When we think of a scene in a movie or a book, we intuitively know what that means. It’s a literary mechanism to set the stage for characters to interact. When done right, the scene fits in with the overall theme or plot of the story. We learn this concept early on in our childhood development.
In the Godot gaming engine, a scene can certainly be used in the manner described above. But it is so much more than a place for characters to interact. You can think of scenes as container that holds components in the Godot game environment.
What Is the Godot Engine?
The Godot gaming engine is a great open-source software package. It is easy to learn, relatively speaking. It has a built-in scripting language, but is flexible enough to allow development in more traditional languages (C++, C#, etc.)
The engine is lightweight on computing resources but is quite capable of developing sophisticated games. It could even be used to develop non-gaming software.
The built-in scripting language, called GDScript, is based on the Python language.

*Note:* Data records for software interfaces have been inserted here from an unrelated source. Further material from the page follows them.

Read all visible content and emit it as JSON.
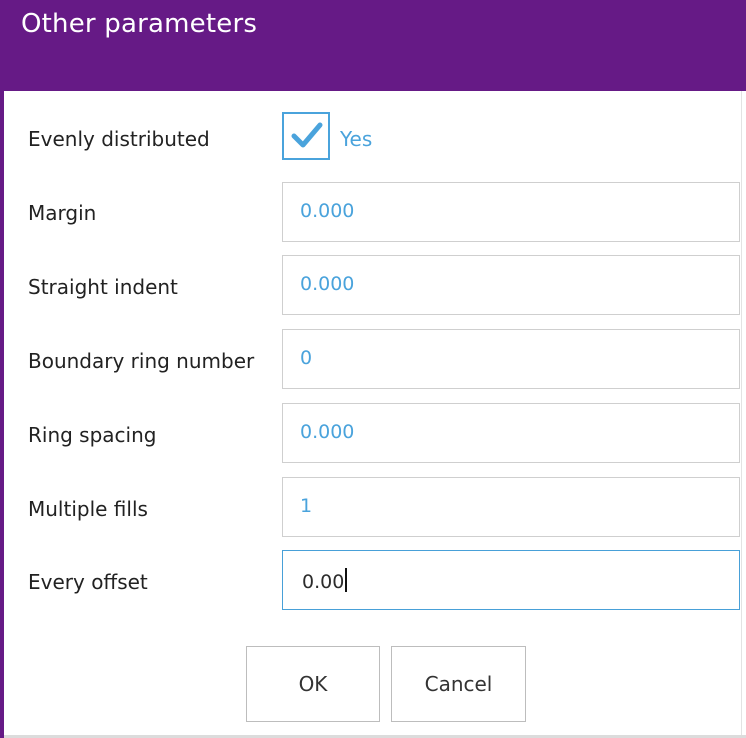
{
  "dialog": {
    "title": "Other parameters",
    "accent_color": "#661a86",
    "value_color": "#4aa3dc"
  },
  "fields": {
    "evenly_distributed": {
      "label": "Evenly distributed",
      "checked": true,
      "check_text": "Yes"
    },
    "margin": {
      "label": "Margin",
      "value": "0.000"
    },
    "straight_indent": {
      "label": "Straight indent",
      "value": "0.000"
    },
    "boundary_ring_number": {
      "label": "Boundary ring number",
      "value": "0"
    },
    "ring_spacing": {
      "label": "Ring spacing",
      "value": "0.000"
    },
    "multiple_fills": {
      "label": "Multiple fills",
      "value": "1"
    },
    "every_offset": {
      "label": "Every offset",
      "value": "0.00",
      "focused": true
    }
  },
  "buttons": {
    "ok": "OK",
    "cancel": "Cancel"
  },
  "icons": {
    "checkbox": "check-icon"
  }
}
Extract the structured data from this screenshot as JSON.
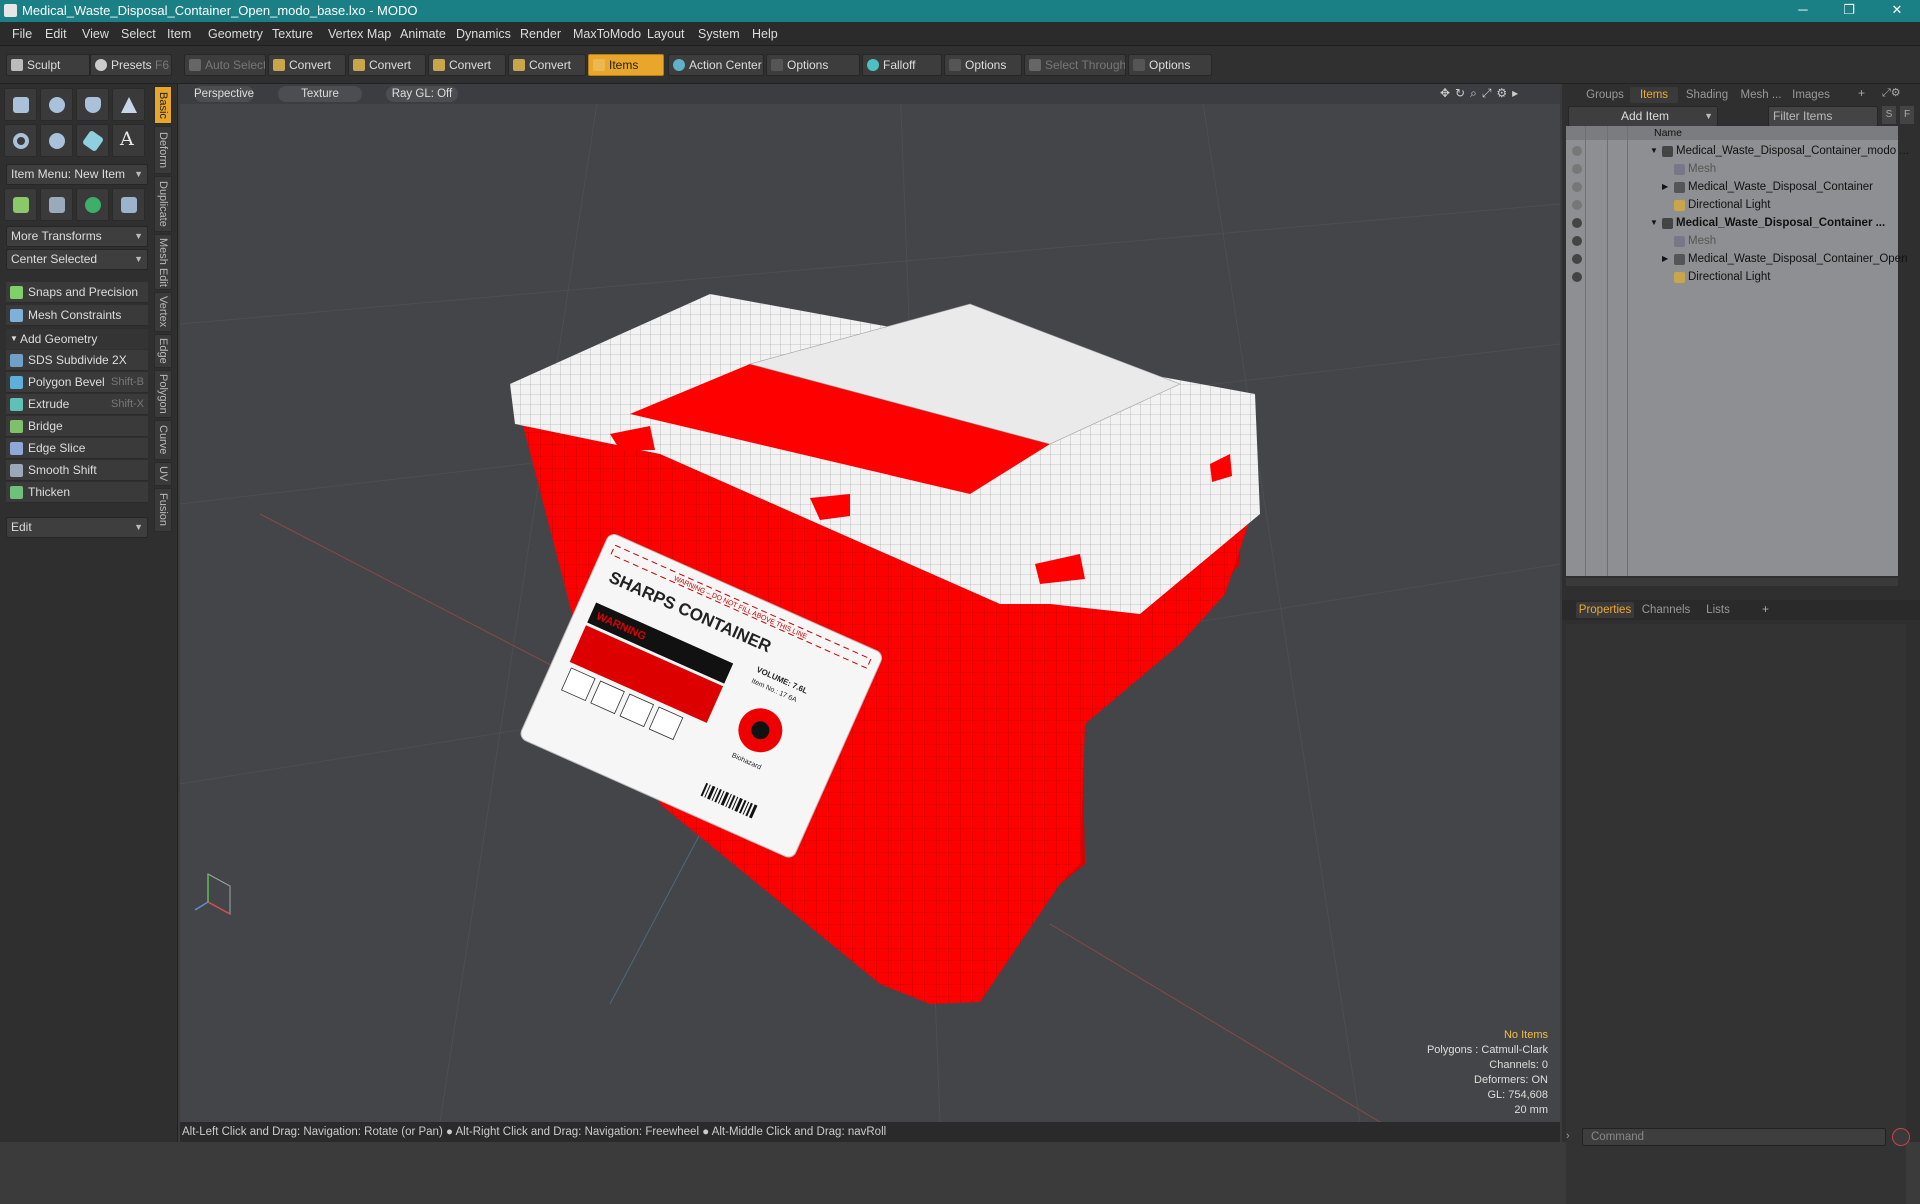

If you know Python already, you’ll get up to speed quickly. For novice gaming programmers, since Python is easy to learn, by extension, so is GDScript.
What Is a Godot Scene?
The concept of scenes are confusing for beginners. It confused me when I first started coding in Godot. Perhaps the developers could have chosen a better name for the concept of a scene in Godot, which may have reduced the newbie confusion.
When you learn the scene concept, you’ll discover how flexible it is. A scene in Godot can be anything. It can be a traditional scene showing locations, characters, and props. But it could also be defined as objects that would appear in other scenes. For instance, a player is often defined within the construct of a scene.
Other objects could be defined as scenes, too. If you were going to include a box or a crate that players use (or any object), you may choose to develop this as a scene.
Are Scenes Necessary?
One scene is all that is needed in a Godot program. The engine will ask you to define this main screen as the starting point for the program to run. However, you could (but mostly shouldn’t) define your entire game within this one scene.
When you define most (or all) of your gameplay objects into their own scenes, you’ll find you have made the architecture of your game flexible and resilient. You can make changes to an object within the scene and wherever that object appears in other scenes, the changes will occur. You can also change a single instance of an object. Again, it’s all about flexibility.
Can the Traditional “Scene” Be Constructed Using the Scene Concept in Godot?
You may be thinking how does the program switch between different traditional scenes. For instance, if you were creating a game based on the popular boardgame Clue, you would have several rooms that you’d need to construct.
Scenes in Godot can be used as traditional scenes. You can create a scene with various components or objects. Just be aware that many of these objects are likely to be scenes themselves. But it wouldn’t make sense to have the game object switch to these object scenes, in most cases.
What About Nodes?
Here is where the rubber meets the road when it comes to understanding the Godot architecture. In some ways a scene and a node are the same. Godot requires at least one node to be created. When a node is saved, it defaults to a .tscn object. This is Godot’s filetype for scenes.
But a node does not become a scene until you save it as such. In fact, if you tried to run the game without saving the node, the game will ask you which scene you would like to start the program with. It will also give you the option of saving the node as a scene, which would then make it the default scene.
Scenes in my opinion, are a bit more abstract than nodes. A scene can be a collection of nodes, whereas node is often considered a single entity.
Is This Too Complex?
I firmly believe that when you code a few games with the help of tutorials, you will grasp the concept of nodes and scenes quickly. You’ll see how they interact with each, and it will begin to make sense. Armed with the description from this article, I also believe you’ll grasp it even quicker. That is my hope, anyway.
Try not to think too much about the concept. Accept that a scene can be anything, an object, a location, a node, a player, a crate, or a user interface construction (UI). Scenes can contain other scenes, and by extension, nodes. Remember, nodes are often saved as scenes.
Perhaps a better description for theses scenes would have been templates. That is essentially what they are. You create a template and then create instances of that template in other places like scenes. Nonetheless, we are given the concept of scenes in Godot, for better or worse. But it is my belief that you’ll come to see that it is for the better.